Maybe she lost her key? Was Jess’ first thought.
“Hey, fuck head, I know you’re in there. I’m not leaving, so you might as well come out and tell me her name!”
Ah, just a lover’s quarrel, none of my business. And with that, Jess crawled back to her spot in bed and slipped into a deep sleep.
DAY THREE: Day three was the day that Lexi met Bob – the homeless who lived in the laundry room – while lugging in their first load of laundry.
DAY FOUR: Was the day every washer machine smelled of vomit, supposedly from Bob who got sick on another drunken bender at the gastro pub.
DAY FIVE: It was day five, however, that made crystal clear that Lexi and Jess moved into the slums for sure. That was the day Jess walked into her bedroom and saw the wall collapsed over her bed. When she reported the damage to the housing office, a peppy, freckled-face property manager, who appeared too young to be legally working in the office, laughed at Jess’ findings. “Oh, you know what,” the girl quipped with a southern twang, “that’s because your neighbor’s truck drove into the apartment accidentally. But, ya, we fixed the wall on the outside, guess we didn’t even think to fix the wall on the inside.” The housing assistant sat there with a smile on her face in the what-are-you-going-to-do-about-it sort of way that made the blood in Jess’ veins boil.
“So…” Jess paused, debating to ask for money off their rent or to move apartments; but what came out was merely, “What’s next?”
“So, we’ll fix it. Don’t worry about it. We’ll get our guy out there in the next couple of days.” And with that, the child manager returned to her computer screen, a signal that the discussion was over.
When Jess returned back to the apartment to explain what happened with their damaged wall, Lexi asked the obvious question, “Did we move into the ghetto?”
“I think we did.
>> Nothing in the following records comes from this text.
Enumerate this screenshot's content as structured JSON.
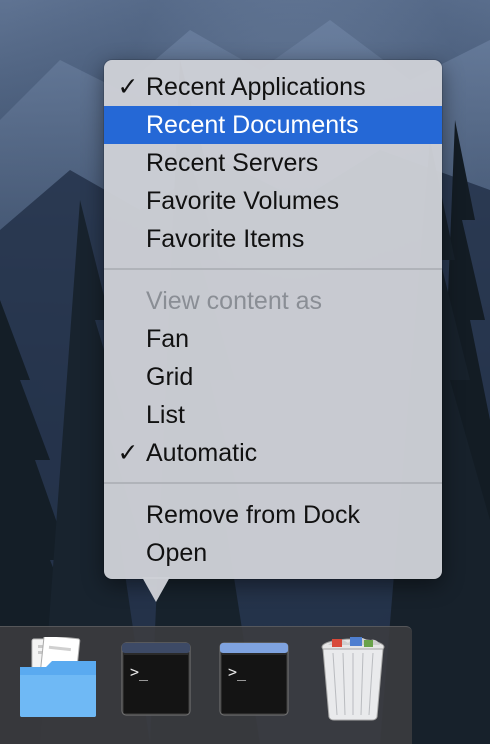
{
  "menu": {
    "items": [
      {
        "label": "Recent Applications",
        "checked": true,
        "selected": false,
        "disabled": false
      },
      {
        "label": "Recent Documents",
        "checked": false,
        "selected": true,
        "disabled": false
      },
      {
        "label": "Recent Servers",
        "checked": false,
        "selected": false,
        "disabled": false
      },
      {
        "label": "Favorite Volumes",
        "checked": false,
        "selected": false,
        "disabled": false
      },
      {
        "label": "Favorite Items",
        "checked": false,
        "selected": false,
        "disabled": false
      }
    ],
    "view_section": {
      "header": "View content as",
      "items": [
        {
          "label": "Fan",
          "checked": false
        },
        {
          "label": "Grid",
          "checked": false
        },
        {
          "label": "List",
          "checked": false
        },
        {
          "label": "Automatic",
          "checked": true
        }
      ]
    },
    "actions": [
      {
        "label": "Remove from Dock"
      },
      {
        "label": "Open"
      }
    ],
    "check_glyph": "✓",
    "selection_color": "#2568d6"
  },
  "dock": {
    "icons": [
      {
        "name": "recent-documents-folder-icon"
      },
      {
        "name": "terminal-icon",
        "prompt": ">_"
      },
      {
        "name": "terminal-icon",
        "prompt": ">_"
      },
      {
        "name": "trash-full-icon"
      }
    ]
  }
}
I had no idea when we were looking at places. In New Jersey the ghettos were so obvious. It’s the whole broken window theory there. Like, you literally know you’re in the ghetto because of the number of broken windows and homes that are trashed. But, this place is freshly painted and has a mowed lawn of sorts and has all its windows! This place just looked so cute and harmless. Not to mention I thought we’d be safe amongst all these country folk.”
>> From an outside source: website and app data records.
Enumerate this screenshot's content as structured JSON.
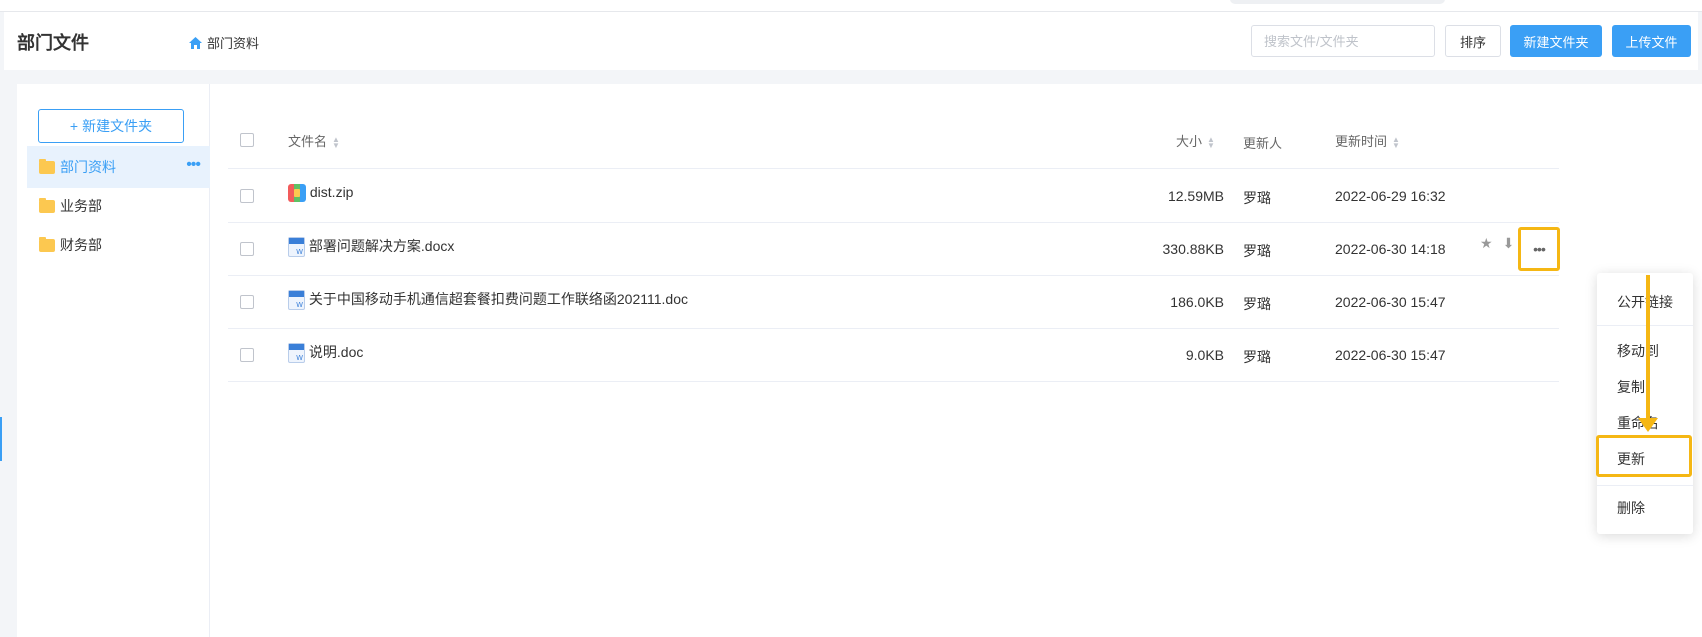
{
  "header": {
    "title": "部门文件",
    "breadcrumb": "部门资料",
    "search_placeholder": "搜索文件/文件夹",
    "sort_label": "排序",
    "new_folder_label": "新建文件夹",
    "upload_label": "上传文件"
  },
  "sidebar": {
    "new_folder_label": "新建文件夹",
    "items": [
      {
        "label": "部门资料",
        "active": true
      },
      {
        "label": "业务部"
      },
      {
        "label": "财务部"
      }
    ]
  },
  "table": {
    "headers": {
      "name": "文件名",
      "size": "大小",
      "updater": "更新人",
      "time": "更新时间"
    },
    "rows": [
      {
        "name": "dist.zip",
        "icon": "zip-icon",
        "size": "12.59MB",
        "updater": "罗璐",
        "time": "2022-06-29 16:32"
      },
      {
        "name": "部署问题解决方案.docx",
        "icon": "word-doc-icon",
        "size": "330.88KB",
        "updater": "罗璐",
        "time": "2022-06-30 14:18"
      },
      {
        "name": "关于中国移动手机通信超套餐扣费问题工作联络函202111.doc",
        "icon": "word-doc-icon",
        "size": "186.0KB",
        "updater": "罗璐",
        "time": "2022-06-30 15:47"
      },
      {
        "name": "说明.doc",
        "icon": "word-doc-icon",
        "size": "9.0KB",
        "updater": "罗璐",
        "time": "2022-06-30 15:47"
      }
    ]
  },
  "context_menu": {
    "items": [
      "公开链接",
      "移动到",
      "复制",
      "重命名",
      "更新",
      "删除"
    ],
    "highlighted": "更新"
  },
  "colors": {
    "accent": "#3a9ff5",
    "highlight": "#f5b714",
    "folder": "#fcc850"
  }
}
“I guess the insultingly low rent should have gave it away. Also, I don’t think we’re in the ‘deep south’ like we thought we were.” Lexi said, correcting their glaring misrepresentation of the local population.
“Probably. Still though, I feel lied to. Like they hid their depravity behind a fresh coat of paint.” Jess responded despondently, knowing that they didn’t have enough funds to pack up and move. For better or for worse, this was their new home. “Do you think you’re parents knew?”
“Oh ya, for sure. They can spot a hell hole a mile away. Guess they were more ready to have me out of the house than I realized,” Lexi said, smoking a roach she bummed off of Bob.